Sitting on his walker with a can of nutrition supplement on his lap, Walter Allen, a man in his 70s who has lived at Van Dyke for 59 years, said he’s undecided. “Thinking about it,” he said. “I do it with my daughter and son-in-law. We discuss it and then we vote. “
Stepping out of the senior center down the bloc, Lula May Benjamin said she had reading to do.
“They put a whole lot of cards in my mail box,” which she planned to read to make up her mind. She couldn’t say there was a particular topic or worry that would frame her choice. “No particular issue,” she shrugged. “I will read the cards.”
Allen Henderson, 72, a former chef at the World Trade Center who missed the 1993 bombing because he was out of work with a cut finger and who was let go after a fight with his boss just two weeks before the 2001 attacks, said he is deciding between de Blasio or former Comptroller Bill Thompson.
Conflating contests, he insisted he won’t vote for Spitzer. “He has no moral character.
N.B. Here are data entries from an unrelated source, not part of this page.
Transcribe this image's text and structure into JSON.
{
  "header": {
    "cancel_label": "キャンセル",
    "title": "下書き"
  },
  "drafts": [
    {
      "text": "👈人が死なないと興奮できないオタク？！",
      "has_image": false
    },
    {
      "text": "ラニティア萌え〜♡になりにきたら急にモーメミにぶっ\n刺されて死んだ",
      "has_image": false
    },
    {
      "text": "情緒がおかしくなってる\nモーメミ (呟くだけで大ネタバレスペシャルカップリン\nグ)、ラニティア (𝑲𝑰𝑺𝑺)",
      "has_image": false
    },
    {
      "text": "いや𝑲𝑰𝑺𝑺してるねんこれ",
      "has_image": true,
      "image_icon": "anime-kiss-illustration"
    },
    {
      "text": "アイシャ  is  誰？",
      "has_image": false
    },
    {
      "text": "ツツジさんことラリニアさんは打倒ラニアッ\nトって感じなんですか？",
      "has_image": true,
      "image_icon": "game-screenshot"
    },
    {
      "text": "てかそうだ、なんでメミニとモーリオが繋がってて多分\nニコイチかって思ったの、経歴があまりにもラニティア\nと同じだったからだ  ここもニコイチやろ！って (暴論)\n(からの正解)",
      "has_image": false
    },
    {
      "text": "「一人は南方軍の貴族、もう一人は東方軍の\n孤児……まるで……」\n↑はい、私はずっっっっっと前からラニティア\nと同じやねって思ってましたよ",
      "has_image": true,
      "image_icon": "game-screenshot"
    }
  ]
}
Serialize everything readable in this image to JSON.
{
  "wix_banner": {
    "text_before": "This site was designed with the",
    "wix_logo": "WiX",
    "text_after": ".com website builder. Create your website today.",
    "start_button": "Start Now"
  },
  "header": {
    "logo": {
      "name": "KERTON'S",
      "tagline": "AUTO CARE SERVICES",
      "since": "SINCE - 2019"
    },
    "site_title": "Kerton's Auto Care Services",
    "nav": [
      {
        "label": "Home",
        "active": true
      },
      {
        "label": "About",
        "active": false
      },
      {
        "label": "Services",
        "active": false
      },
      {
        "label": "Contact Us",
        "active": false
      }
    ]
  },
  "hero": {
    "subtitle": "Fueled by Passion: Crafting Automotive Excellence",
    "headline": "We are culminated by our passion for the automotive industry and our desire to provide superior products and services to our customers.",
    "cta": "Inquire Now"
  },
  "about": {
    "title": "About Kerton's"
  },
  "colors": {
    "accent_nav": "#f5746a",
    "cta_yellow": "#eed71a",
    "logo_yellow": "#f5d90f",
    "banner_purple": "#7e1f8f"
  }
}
Certain things you don’t forgive.” He also can’t forgive Quinn for her sexuality, an important reminder of a quiet but real obstacle the speaker faces that, unlike the term limits vote or her relationship with the mayor, goes well off the field of fair play. “I don’t want a woman mayor sitting with a wife,” he said.
Henderson, like McKay, is looking for a break from the Bloomberg era. “The outgoing mayor hasn’t endorsed,” and that’s just as well, he said, because, “whoever he endorses is a lost cause.”
Lisa Kenner, a former Democratic district leader and the head of the resident association at the 22-building, 4,000-resident Van Dyke complex, said the public advocate’s name is on everyone’s lips. “I know they’re looking at Bill de Blasio because he has a biracial child” who “might face some of the same pressures these young men are feeling,” Kenner added.
As for how she’ll vote, Kenner lacks enthusiasm. “I ain’t feeling none of them, to tell the truth,” she said. “To me, they’re knocking down each other instead of talking about the issues. I cut [the August 21] debate off. Who wants to hear that at 7 o’clock at night time?”
She’s not the only one who’s turned off. “I don’t vote because I don’t want to be blamed for what goes wrong,” said Sara, a friend of McKay’s sitting at the same picnic table who never votes. Their companion Maxine said she only participates in presidential elections. “They all lie. I believe none of them. It’s always the same story,” she said.
But all three articulated the kinds of concerns that de Blasio, by highlighting income inequality and his opposition to overuse of stop-and-frisk, has tried to tap into.
Sara and her boyfriend would like to move out of the apartment where they are doubled up—her teenage son sleeps on a couch—but they simply don’t make enough money for anything other than NYCHA to be affordable. Maxine agrees: “Everyone has to leave New York unless you’re rich.”
McKay says he liked the more visible police presence of the Bloomberg years, but dislikes stop-and-frisk, to which he’s been subjected five times. All three agree that the area’s teenagers are most in need of government intervention. The next mayor, says Maxine, must do “something for the youth to do because they’re totally out of control.” Sara agrees: “Even my son is turning into a punk, though I try hard.”
Sara is white; everyone else quoted above is black, as is the vast majority of Brownsville. It’s a natural place to ask—as we have since February—about whether black people will feel any draw to back Thompson. Allen hews to a familiar line rejecting identity politics, albeit with a rather cynical spin. “It doesn’t matter, black or white,” he says. “If you ain’t gonna do shit, what’s the difference?”
Maxine takes a more nuanced view: Whether it’s President Obama or mayoral candidate Thompson, race is neither absent from the decision of who to vote for, nor the only factor in it, for people like her. Thompson’s race “is going to be part of it for any black person. But that wouldn’t be the sole reason. “